Jeff - “Send your smart kids to the worst school in the district so that hopefully some of it rubs off on the kids that make it the worst!” I’m not in that school’s boundary, but I wouldn’t send mine there if I was. If I have to choose between doing the best for my kids and using them as pawns in some sort of social experiment, I’ll choose the former every single time.
WS Mom - Personally I don’t think there should be a STEM or Pathfinder. Send your kids to your neighborhood school and make those schools better.
Blame away! I’ll take that over deliberately disadvantaging my own kids.
When it’s better I’m sure there won’t be trouble getting local parents involved. The analogy is a stretch, but pioneers get the arrows, settlers get the land.
Lolapop - If I lived in the boundaries of HPE I would not send my child there either. Why would I choose to put my child in a school that has a publicly known bullying problem? Why would choose to send my child to a school that has high teacher turnover? Luckily it’s not a decision I have to make.
Christie - HPE has a high population of ELL (English Language Learners) and special needs kids and we need all the help we can get – so instead of making statements that you or your friends would never send your kids here – Help the school get better by volunteering – or donating school supplies, or coming to the events.
HP Gal - HPE has a free and reduced lunch rate (aka poverty rate) of 81%. There is absolutely no reason why the Highland Park community school should have a poverty rate that is so much higher than the community itself. Poverty is the best predictor of success in school.
Well, first of all, a lot of the people who live here in HP do not have the latitude to move to whichever neighborhood they think will provide the best schooling. Assuming that all people have the resources to move to more affluent areas is offensive. That being said, we may also live here because we love it, regardless of concerns about schools.
Also, to people who think we can or should insist that every child go to a neighborhood school–I felt deeply committed to doing this when my first child went to K (not HP, but local, title 1), to contribute my resources to our local community. That changed when I was essentially told that they would not provide the education that my child needed. Unfortunately, trying to accommodate really divergent needs frequently stretches limited resources much too thin to do anyone justice.
Also, many schools with the highest poverty focus on discipline and/or remediation in a way that many parents will not want for their children. I, personally, don’t think that’s the right way to inspire young learners from any background, but it is certainly not the schooling I want for my own kids. HP is a great neighborhood, and I do hope that HPE will soon reflect the vibrancy we have here.
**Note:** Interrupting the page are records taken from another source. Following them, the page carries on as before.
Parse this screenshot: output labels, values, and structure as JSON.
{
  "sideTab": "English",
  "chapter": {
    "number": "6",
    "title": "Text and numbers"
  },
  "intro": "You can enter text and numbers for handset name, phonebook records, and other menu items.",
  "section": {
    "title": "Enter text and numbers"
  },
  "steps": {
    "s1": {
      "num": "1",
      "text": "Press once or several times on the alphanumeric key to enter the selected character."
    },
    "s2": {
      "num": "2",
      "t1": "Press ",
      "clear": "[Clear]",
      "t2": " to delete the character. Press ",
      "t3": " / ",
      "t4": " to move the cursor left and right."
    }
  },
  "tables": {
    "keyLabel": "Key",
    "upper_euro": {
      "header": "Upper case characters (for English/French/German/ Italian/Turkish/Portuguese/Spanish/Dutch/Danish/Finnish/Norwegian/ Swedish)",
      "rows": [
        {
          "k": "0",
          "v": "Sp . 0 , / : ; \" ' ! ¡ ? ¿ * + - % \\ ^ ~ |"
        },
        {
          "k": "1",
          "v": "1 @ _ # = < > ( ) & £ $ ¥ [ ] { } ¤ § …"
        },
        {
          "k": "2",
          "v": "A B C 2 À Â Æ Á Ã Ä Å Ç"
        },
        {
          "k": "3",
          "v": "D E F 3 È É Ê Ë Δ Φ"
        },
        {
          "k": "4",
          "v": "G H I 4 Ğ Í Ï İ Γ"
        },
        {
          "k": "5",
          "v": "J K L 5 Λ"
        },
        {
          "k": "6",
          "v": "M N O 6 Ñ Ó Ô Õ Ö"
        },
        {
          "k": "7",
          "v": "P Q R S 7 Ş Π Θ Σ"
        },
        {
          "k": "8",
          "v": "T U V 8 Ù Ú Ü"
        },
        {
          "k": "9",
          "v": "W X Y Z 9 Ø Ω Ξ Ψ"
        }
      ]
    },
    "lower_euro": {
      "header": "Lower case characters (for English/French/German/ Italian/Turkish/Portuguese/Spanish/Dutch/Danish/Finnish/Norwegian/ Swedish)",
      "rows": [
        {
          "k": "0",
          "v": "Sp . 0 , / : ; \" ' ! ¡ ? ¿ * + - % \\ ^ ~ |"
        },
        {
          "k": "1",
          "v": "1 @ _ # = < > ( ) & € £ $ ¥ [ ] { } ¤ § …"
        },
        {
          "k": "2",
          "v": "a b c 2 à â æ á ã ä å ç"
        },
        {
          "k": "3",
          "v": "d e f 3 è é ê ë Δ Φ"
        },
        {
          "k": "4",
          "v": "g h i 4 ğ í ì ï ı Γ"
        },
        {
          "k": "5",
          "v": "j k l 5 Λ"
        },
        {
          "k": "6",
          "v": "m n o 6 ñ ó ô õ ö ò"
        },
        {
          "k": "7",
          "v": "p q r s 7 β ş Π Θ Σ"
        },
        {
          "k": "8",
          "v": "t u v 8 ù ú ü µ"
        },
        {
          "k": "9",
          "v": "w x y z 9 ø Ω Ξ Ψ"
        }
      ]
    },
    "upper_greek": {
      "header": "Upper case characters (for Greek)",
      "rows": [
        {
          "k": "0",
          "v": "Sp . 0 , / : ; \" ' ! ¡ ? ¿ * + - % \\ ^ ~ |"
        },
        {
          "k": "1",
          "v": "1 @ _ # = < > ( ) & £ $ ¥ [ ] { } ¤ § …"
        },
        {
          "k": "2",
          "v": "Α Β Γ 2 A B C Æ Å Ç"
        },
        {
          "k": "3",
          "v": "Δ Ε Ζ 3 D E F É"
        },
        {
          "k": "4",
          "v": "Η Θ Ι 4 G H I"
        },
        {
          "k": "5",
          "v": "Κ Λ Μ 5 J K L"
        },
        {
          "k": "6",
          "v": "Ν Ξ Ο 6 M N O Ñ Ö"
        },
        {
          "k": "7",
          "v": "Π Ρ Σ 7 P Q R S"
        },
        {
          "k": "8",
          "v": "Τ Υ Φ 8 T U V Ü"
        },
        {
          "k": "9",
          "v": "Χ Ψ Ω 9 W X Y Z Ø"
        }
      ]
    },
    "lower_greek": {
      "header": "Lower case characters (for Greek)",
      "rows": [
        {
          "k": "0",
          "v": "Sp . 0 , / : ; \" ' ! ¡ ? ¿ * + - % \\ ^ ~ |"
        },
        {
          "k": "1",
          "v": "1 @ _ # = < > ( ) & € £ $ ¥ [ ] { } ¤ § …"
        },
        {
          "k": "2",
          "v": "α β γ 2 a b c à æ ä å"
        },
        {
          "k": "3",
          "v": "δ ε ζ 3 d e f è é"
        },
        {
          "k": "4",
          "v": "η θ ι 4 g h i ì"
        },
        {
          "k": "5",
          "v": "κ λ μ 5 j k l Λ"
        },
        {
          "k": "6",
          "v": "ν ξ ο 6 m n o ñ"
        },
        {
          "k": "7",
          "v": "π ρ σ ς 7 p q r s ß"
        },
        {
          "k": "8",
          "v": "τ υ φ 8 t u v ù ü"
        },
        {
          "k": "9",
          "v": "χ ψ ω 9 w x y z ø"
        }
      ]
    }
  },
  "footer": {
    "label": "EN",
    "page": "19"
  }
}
That last one is a comment you see a lot about KIPP: people think it's good for some kids but usually not their own.